Sunday, October 11, 2015
Paris in the Twentieth Century: Review
Did she love Monsieur Boutardin and was she loved by him in return? Yes, insofar as these businesslike hearts could love; a comparison will complete the portrait of the pair: she was the locomotive and he the engineer; he kept her in good condition, oiled and polished her, and thus she had rolled forward for a good half a century, with about as much sense and imagination as a Crampton Motor.
Unnecessary to add that she had never derailed. (p. 32)
Paris in the Twentieth Century is the "lost" novel by Jules Verne. It was written in 1863, rejected by his publisher as portraying a far too unrealistic view of the future, and languished in a family safe for over 100 years. Inside the safe, opened by Verne's great-grandson, was a sheaf of handwritten pages detailing a dystopian France of the 1960s. Verne's mid-Twentieth Century is a bleak place where culture, literature, and the arts have been shoved aside in favor of commerce and technology. A place where efficiency and monetary gain rule supreme in a bustling, overcrowded metropolis where the homeless starve and shiver on the well-lit streets teeming with horseless carriages. Sound familiar?
The [Academic Credit] Union statues followed, carefully expressed in financial terms. As is apparent, no scholar's or professor's name appeared on the Board of Directors, a matter of some reassurance with regard to the commercial prospects of the enterprise. (p. 6)
In Verne's world, we follow the fortunes of Michel Dufrénoy who wins prizes in Latin verse from the Academic Credit Union (which has replaced the standard universities and colleges), but soon learns that his gifts have no place in a world of finance and industry. He has inherited his artistic abilities from his father--who was (as his prosperous uncle reminds him) a good-for-nothing musician.

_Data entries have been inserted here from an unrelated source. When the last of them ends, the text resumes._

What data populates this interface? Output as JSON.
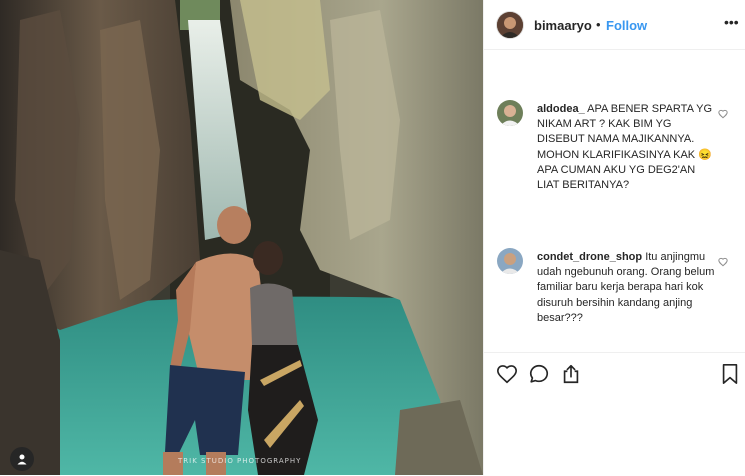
{
  "post": {
    "username": "bimaaryo",
    "separator": "•",
    "follow_label": "Follow",
    "more_label": "•••",
    "watermark": "TRIK STUDIO PHOTOGRAPHY"
  },
  "comments": [
    {
      "username": "aldodea_",
      "text_before_emoji": "APA BENER SPARTA YG NIKAM ART ? KAK BIM YG DISEBUT NAMA MAJIKANNYA. MOHON KLARIFIKASINYA KAK",
      "emoji": "😖",
      "text_after_emoji": "APA CUMAN AKU YG DEG2'AN LIAT BERITANYA?"
    },
    {
      "username": "condet_drone_shop",
      "text_before_emoji": "Itu anjingmu udah ngebunuh orang. Orang belum familiar baru kerja berapa hari kok disuruh bersihin kandang anjing besar???",
      "emoji": "",
      "text_after_emoji": ""
    }
  ],
  "icons": [
    "user-tag-icon",
    "more-options-icon",
    "heart-icon",
    "comment-icon",
    "share-icon",
    "bookmark-icon"
  ]
}
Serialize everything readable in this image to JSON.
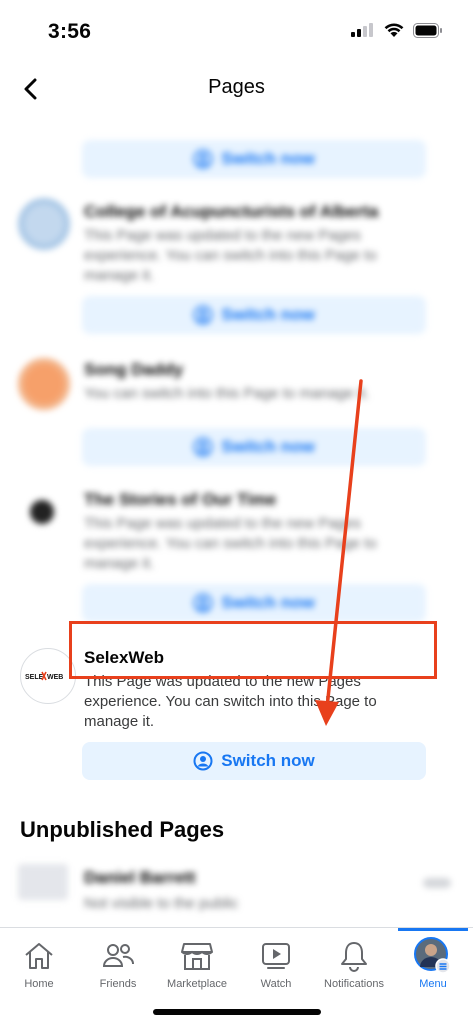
{
  "status_bar": {
    "time": "3:56"
  },
  "nav": {
    "title": "Pages",
    "back_icon": "chevron-left-icon"
  },
  "pages": [
    {
      "name": "",
      "description": "",
      "button_label": "Switch now",
      "avatar_color": "#c9dcef"
    },
    {
      "name": "College of Acupuncturists of Alberta",
      "description": "This Page was updated to the new Pages experience. You can switch into this Page to manage it.",
      "button_label": "Switch now",
      "avatar_color": "#b9d2ec"
    },
    {
      "name": "Song Daddy",
      "description": "You can switch into this Page to manage it.",
      "button_label": "Switch now",
      "avatar_color": "#f08a4b"
    },
    {
      "name": "The Stories of Our Time",
      "description": "This Page was updated to the new Pages experience. You can switch into this Page to manage it.",
      "button_label": "Switch now",
      "avatar_color": "#2a2a2a"
    },
    {
      "name": "SelexWeb",
      "description": "This Page was updated to the new Pages experience. You can switch into this Page to manage it.",
      "button_label": "Switch now",
      "logo_text": "SELEXWEB"
    }
  ],
  "unpublished": {
    "title": "Unpublished Pages",
    "item_name": "Daniel Barrett",
    "item_desc": "Not visible to the public"
  },
  "annotation": {
    "arrow_color": "#e8401c",
    "highlight_color": "#e8401c"
  },
  "tabs": [
    {
      "label": "Home",
      "icon": "home-icon"
    },
    {
      "label": "Friends",
      "icon": "friends-icon"
    },
    {
      "label": "Marketplace",
      "icon": "marketplace-icon"
    },
    {
      "label": "Watch",
      "icon": "watch-icon"
    },
    {
      "label": "Notifications",
      "icon": "bell-icon"
    },
    {
      "label": "Menu",
      "icon": "profile-avatar-icon",
      "active": true
    }
  ],
  "colors": {
    "accent": "#1877f2",
    "button_bg": "#e7f3ff",
    "secondary_text": "#65676b"
  }
}
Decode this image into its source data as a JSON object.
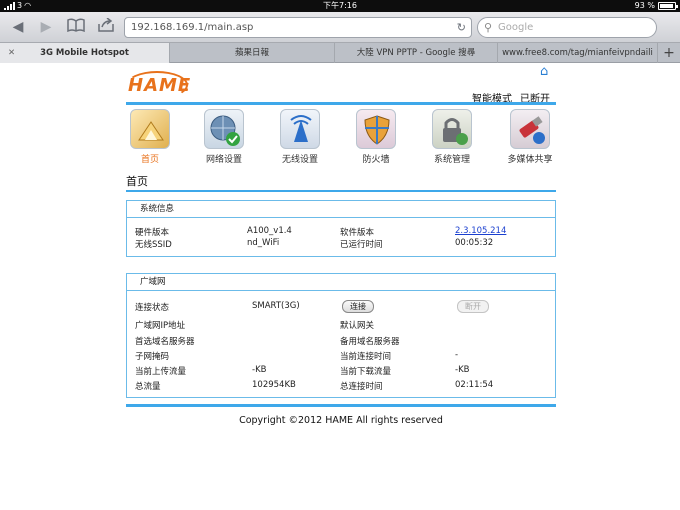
{
  "status_bar": {
    "carrier": "3",
    "time": "下午7:16",
    "battery": "93 %",
    "battery_level": 0.93
  },
  "browser": {
    "url": "192.168.169.1/main.asp",
    "search_placeholder": "Google",
    "tabs": [
      {
        "label": "3G Mobile Hotspot",
        "active": true
      },
      {
        "label": "蘋果日報",
        "active": false
      },
      {
        "label": "大陸 VPN PPTP - Google 搜尋",
        "active": false
      },
      {
        "label": "www.free8.com/tag/mianfeivpndaili",
        "active": false
      }
    ]
  },
  "header": {
    "logo": "HAME",
    "mode": "智能模式",
    "connection": "已断开"
  },
  "nav": [
    {
      "label": "首页",
      "icon": "home-icon"
    },
    {
      "label": "网络设置",
      "icon": "globe-check-icon"
    },
    {
      "label": "无线设置",
      "icon": "wireless-tower-icon"
    },
    {
      "label": "防火墙",
      "icon": "shield-icon"
    },
    {
      "label": "系统管理",
      "icon": "lock-gear-icon"
    },
    {
      "label": "多媒体共享",
      "icon": "usb-share-icon"
    }
  ],
  "page_title": "首页",
  "system_info": {
    "title": "系统信息",
    "hw_label": "硬件版本",
    "hw_value": "A100_v1.4",
    "sw_label": "软件版本",
    "sw_value": "2.3.105.214",
    "ssid_label": "无线SSID",
    "ssid_value": "nd_WiFi",
    "uptime_label": "已运行时间",
    "uptime_value": "00:05:32"
  },
  "wan": {
    "title": "广域网",
    "status_label": "连接状态",
    "status_value": "SMART(3G)",
    "connect_btn": "连接",
    "disconnect_btn": "断开",
    "ip_label": "广域网IP地址",
    "gateway_label": "默认网关",
    "dns1_label": "首选域名服务器",
    "dns2_label": "备用域名服务器",
    "mask_label": "子网掩码",
    "conn_time_label": "当前连接时间",
    "conn_time_value": "-",
    "up_label": "当前上传流量",
    "up_value": "-KB",
    "down_label": "当前下载流量",
    "down_value": "-KB",
    "total_label": "总流量",
    "total_value": "102954KB",
    "total_time_label": "总连接时间",
    "total_time_value": "02:11:54"
  },
  "footer": {
    "copyright": "Copyright ©2012 HAME All rights reserved"
  }
}
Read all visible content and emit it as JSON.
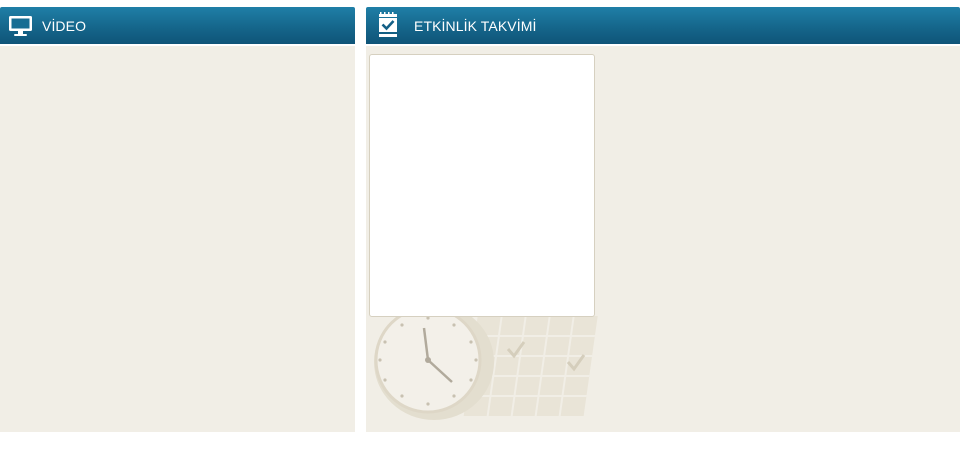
{
  "video_panel": {
    "title": "VİDEO",
    "icon": "monitor-icon"
  },
  "events_panel": {
    "title": "ETKİNLİK TAKVİMİ",
    "icon": "calendar-check-icon",
    "watermark": "clock-calendar-watermark"
  },
  "colors": {
    "header_top": "#1f7fa7",
    "header_bottom": "#0f5478",
    "panel_body": "#f1eee6",
    "page_background": "#ffffff"
  }
}
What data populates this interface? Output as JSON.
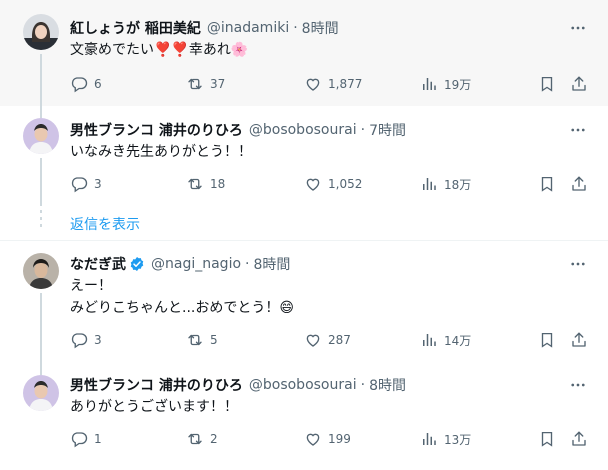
{
  "colors": {
    "accent": "#1d9bf0",
    "text": "#0f1419",
    "muted": "#536471"
  },
  "tweets": [
    {
      "name": "紅しょうが 稲田美紀",
      "handle": "@inadamiki",
      "sep": "·",
      "time": "8時間",
      "text": "文豪めでたい❣️❣️幸あれ🌸",
      "replies": "6",
      "retweets": "37",
      "likes": "1,877",
      "views": "19万"
    },
    {
      "name": "男性ブランコ 浦井のりひろ",
      "handle": "@bosobosourai",
      "sep": "·",
      "time": "7時間",
      "text": "いなみき先生ありがとう！！",
      "replies": "3",
      "retweets": "18",
      "likes": "1,052",
      "views": "18万"
    },
    {
      "name": "なだぎ武",
      "handle": "@nagi_nagio",
      "sep": "·",
      "time": "8時間",
      "text_line1": "えー！",
      "text_line2": "みどりこちゃんと...おめでとう！😄",
      "replies": "3",
      "retweets": "5",
      "likes": "287",
      "views": "14万"
    },
    {
      "name": "男性ブランコ 浦井のりひろ",
      "handle": "@bosobosourai",
      "sep": "·",
      "time": "8時間",
      "text": "ありがとうございます！！",
      "replies": "1",
      "retweets": "2",
      "likes": "199",
      "views": "13万"
    }
  ],
  "show_replies_label": "返信を表示",
  "icons": [
    "reply-icon",
    "retweet-icon",
    "like-icon",
    "views-icon",
    "bookmark-icon",
    "share-icon",
    "more-icon",
    "verified-icon"
  ]
}
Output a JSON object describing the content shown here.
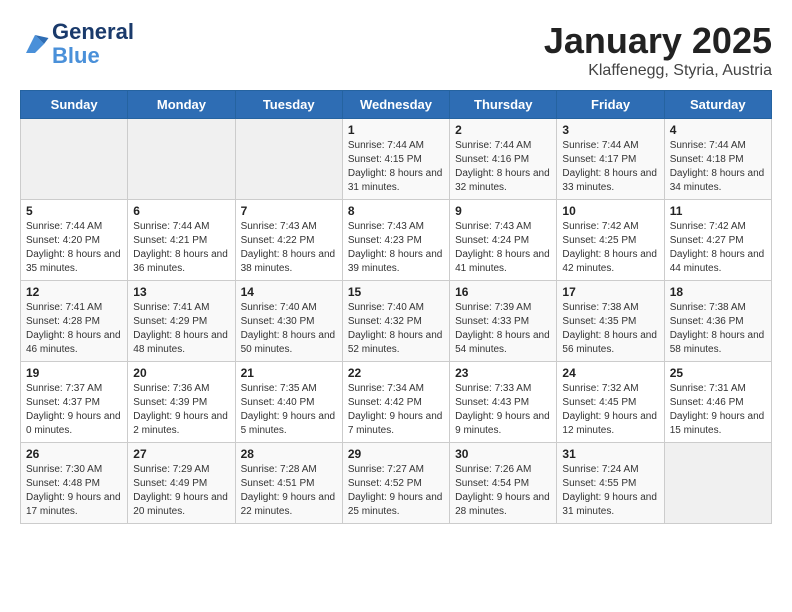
{
  "header": {
    "logo_line1": "General",
    "logo_line2": "Blue",
    "title": "January 2025",
    "subtitle": "Klaffenegg, Styria, Austria"
  },
  "weekdays": [
    "Sunday",
    "Monday",
    "Tuesday",
    "Wednesday",
    "Thursday",
    "Friday",
    "Saturday"
  ],
  "weeks": [
    [
      {
        "day": "",
        "info": ""
      },
      {
        "day": "",
        "info": ""
      },
      {
        "day": "",
        "info": ""
      },
      {
        "day": "1",
        "info": "Sunrise: 7:44 AM\nSunset: 4:15 PM\nDaylight: 8 hours and 31 minutes."
      },
      {
        "day": "2",
        "info": "Sunrise: 7:44 AM\nSunset: 4:16 PM\nDaylight: 8 hours and 32 minutes."
      },
      {
        "day": "3",
        "info": "Sunrise: 7:44 AM\nSunset: 4:17 PM\nDaylight: 8 hours and 33 minutes."
      },
      {
        "day": "4",
        "info": "Sunrise: 7:44 AM\nSunset: 4:18 PM\nDaylight: 8 hours and 34 minutes."
      }
    ],
    [
      {
        "day": "5",
        "info": "Sunrise: 7:44 AM\nSunset: 4:20 PM\nDaylight: 8 hours and 35 minutes."
      },
      {
        "day": "6",
        "info": "Sunrise: 7:44 AM\nSunset: 4:21 PM\nDaylight: 8 hours and 36 minutes."
      },
      {
        "day": "7",
        "info": "Sunrise: 7:43 AM\nSunset: 4:22 PM\nDaylight: 8 hours and 38 minutes."
      },
      {
        "day": "8",
        "info": "Sunrise: 7:43 AM\nSunset: 4:23 PM\nDaylight: 8 hours and 39 minutes."
      },
      {
        "day": "9",
        "info": "Sunrise: 7:43 AM\nSunset: 4:24 PM\nDaylight: 8 hours and 41 minutes."
      },
      {
        "day": "10",
        "info": "Sunrise: 7:42 AM\nSunset: 4:25 PM\nDaylight: 8 hours and 42 minutes."
      },
      {
        "day": "11",
        "info": "Sunrise: 7:42 AM\nSunset: 4:27 PM\nDaylight: 8 hours and 44 minutes."
      }
    ],
    [
      {
        "day": "12",
        "info": "Sunrise: 7:41 AM\nSunset: 4:28 PM\nDaylight: 8 hours and 46 minutes."
      },
      {
        "day": "13",
        "info": "Sunrise: 7:41 AM\nSunset: 4:29 PM\nDaylight: 8 hours and 48 minutes."
      },
      {
        "day": "14",
        "info": "Sunrise: 7:40 AM\nSunset: 4:30 PM\nDaylight: 8 hours and 50 minutes."
      },
      {
        "day": "15",
        "info": "Sunrise: 7:40 AM\nSunset: 4:32 PM\nDaylight: 8 hours and 52 minutes."
      },
      {
        "day": "16",
        "info": "Sunrise: 7:39 AM\nSunset: 4:33 PM\nDaylight: 8 hours and 54 minutes."
      },
      {
        "day": "17",
        "info": "Sunrise: 7:38 AM\nSunset: 4:35 PM\nDaylight: 8 hours and 56 minutes."
      },
      {
        "day": "18",
        "info": "Sunrise: 7:38 AM\nSunset: 4:36 PM\nDaylight: 8 hours and 58 minutes."
      }
    ],
    [
      {
        "day": "19",
        "info": "Sunrise: 7:37 AM\nSunset: 4:37 PM\nDaylight: 9 hours and 0 minutes."
      },
      {
        "day": "20",
        "info": "Sunrise: 7:36 AM\nSunset: 4:39 PM\nDaylight: 9 hours and 2 minutes."
      },
      {
        "day": "21",
        "info": "Sunrise: 7:35 AM\nSunset: 4:40 PM\nDaylight: 9 hours and 5 minutes."
      },
      {
        "day": "22",
        "info": "Sunrise: 7:34 AM\nSunset: 4:42 PM\nDaylight: 9 hours and 7 minutes."
      },
      {
        "day": "23",
        "info": "Sunrise: 7:33 AM\nSunset: 4:43 PM\nDaylight: 9 hours and 9 minutes."
      },
      {
        "day": "24",
        "info": "Sunrise: 7:32 AM\nSunset: 4:45 PM\nDaylight: 9 hours and 12 minutes."
      },
      {
        "day": "25",
        "info": "Sunrise: 7:31 AM\nSunset: 4:46 PM\nDaylight: 9 hours and 15 minutes."
      }
    ],
    [
      {
        "day": "26",
        "info": "Sunrise: 7:30 AM\nSunset: 4:48 PM\nDaylight: 9 hours and 17 minutes."
      },
      {
        "day": "27",
        "info": "Sunrise: 7:29 AM\nSunset: 4:49 PM\nDaylight: 9 hours and 20 minutes."
      },
      {
        "day": "28",
        "info": "Sunrise: 7:28 AM\nSunset: 4:51 PM\nDaylight: 9 hours and 22 minutes."
      },
      {
        "day": "29",
        "info": "Sunrise: 7:27 AM\nSunset: 4:52 PM\nDaylight: 9 hours and 25 minutes."
      },
      {
        "day": "30",
        "info": "Sunrise: 7:26 AM\nSunset: 4:54 PM\nDaylight: 9 hours and 28 minutes."
      },
      {
        "day": "31",
        "info": "Sunrise: 7:24 AM\nSunset: 4:55 PM\nDaylight: 9 hours and 31 minutes."
      },
      {
        "day": "",
        "info": ""
      }
    ]
  ]
}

...for form's sake, some classes in literature were still taught, though those were sparsely attended and inappreciable--indeed anything but appreciated. (p. 7)
Upon his graduation from the Union, his uncle tells him that he must give up his unfortunate artistic pursuits and find himself a practical job. He tells him, "You are without fortune, which is a blunder...I have decided that you must enter the Casmodage and Co. banking house...Work to become a practical man!" But Michel cannot apply himself to practical work and winds up moving from job to job trying to find one that he can manage well enough to support himself so he can write the poetry he loves in the evening. However, even work that was once grounded in the arts--such as theatre--has been turned into a mere mechanical industry and Michel has difficulty finding anything that he can do even adequately. He finds others like him and a girl to love, but will he ever become practical enough to be able to marry and support her?
The notes tell us that the reason Verne's publisher turned this down was because of his far-fetched vision of the future, but there are more "practical" reasons why this might not have done well. While I was impressed by how many of Verne's predictions turned out to be correct--the advent and spread of electricity in all walks of life, the rampant use of "gas-cab" horseless carriages, elaborate subway systems, and a form of fax machines, computers, calculators, I was less impressed by the plot. With Verne stories, I am used to grand adventures. Voyaging round the world in 80 days. Diving under the ocean in the Nautilus . Or making a journey to the center of the earth. There are usually dangers to overcome and a strong story arc. This is far less apparent in this novel.
Paris in the Twentieth Century is far more a book of ideas and commentary than readers of Verne are used to. He examines everything from man's growing reliance on mechanical and electronic gadgets to wealth in the hands of commercial and industrial giants to the lack of human contact created by a world that values language, literature, and the arts less and less. Men and women have few real emotions (see opening quote) and are referred to throughout the book in mechanical and commercial terms. Verne's vision of the future is a bleak, emotional wasteland.
Working in a university, I have to say that passages referring to the Academic Credit Union strike a chord. The sciences and business-oriented programs on campus receive the lion's share of the recognition and financial support. More and more, the arts and humanities find themselves scrambling to prove themselves relevant to the modern world. Verne definitely got more than a few things right in his prediction of the future.
This is an important work--perhaps not his best story, but an excellent commentary on a proposed future that has all too much in common with our present. ★★★